- What is being asked -
The entries that follow must be given again exactly, with no pictures kept.

- Available records -
* * *

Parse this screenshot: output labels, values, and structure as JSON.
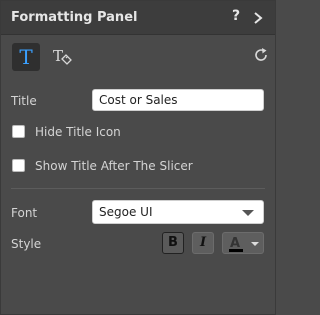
{
  "header": {
    "title": "Formatting Panel",
    "help": "?"
  },
  "toolbar": {
    "text_tool": "T",
    "text_tag_tool": "T"
  },
  "title_field": {
    "label": "Title",
    "value": "Cost or Sales"
  },
  "options": {
    "hide_title_icon": {
      "label": "Hide Title Icon",
      "checked": false
    },
    "show_title_after": {
      "label": "Show Title After The Slicer",
      "checked": false
    }
  },
  "font": {
    "label": "Font",
    "value": "Segoe UI"
  },
  "style": {
    "label": "Style",
    "bold": "B",
    "italic": "I",
    "color_letter": "A",
    "color": "#000000"
  },
  "icons": [
    "help-icon",
    "chevron-right-icon",
    "text-icon",
    "text-tag-icon",
    "reset-icon",
    "caret-down-icon"
  ]
}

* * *

- Response -
Parse this screenshot: output labels, values, and structure as JSON.
{
  "header": {
    "title": "Formatting Panel",
    "help": "?"
  },
  "toolbar": {
    "text_tool": "T",
    "text_tag_tool": "T"
  },
  "title_field": {
    "label": "Title",
    "value": "Cost or Sales"
  },
  "options": {
    "hide_title_icon": {
      "label": "Hide Title Icon",
      "checked": false
    },
    "show_title_after": {
      "label": "Show Title After The Slicer",
      "checked": false
    }
  },
  "font": {
    "label": "Font",
    "value": "Segoe UI"
  },
  "style": {
    "label": "Style",
    "bold": "B",
    "italic": "I",
    "color_letter": "A",
    "color": "#000000"
  },
  "icons": [
    "help-icon",
    "chevron-right-icon",
    "text-icon",
    "text-tag-icon",
    "reset-icon",
    "caret-down-icon"
  ]
}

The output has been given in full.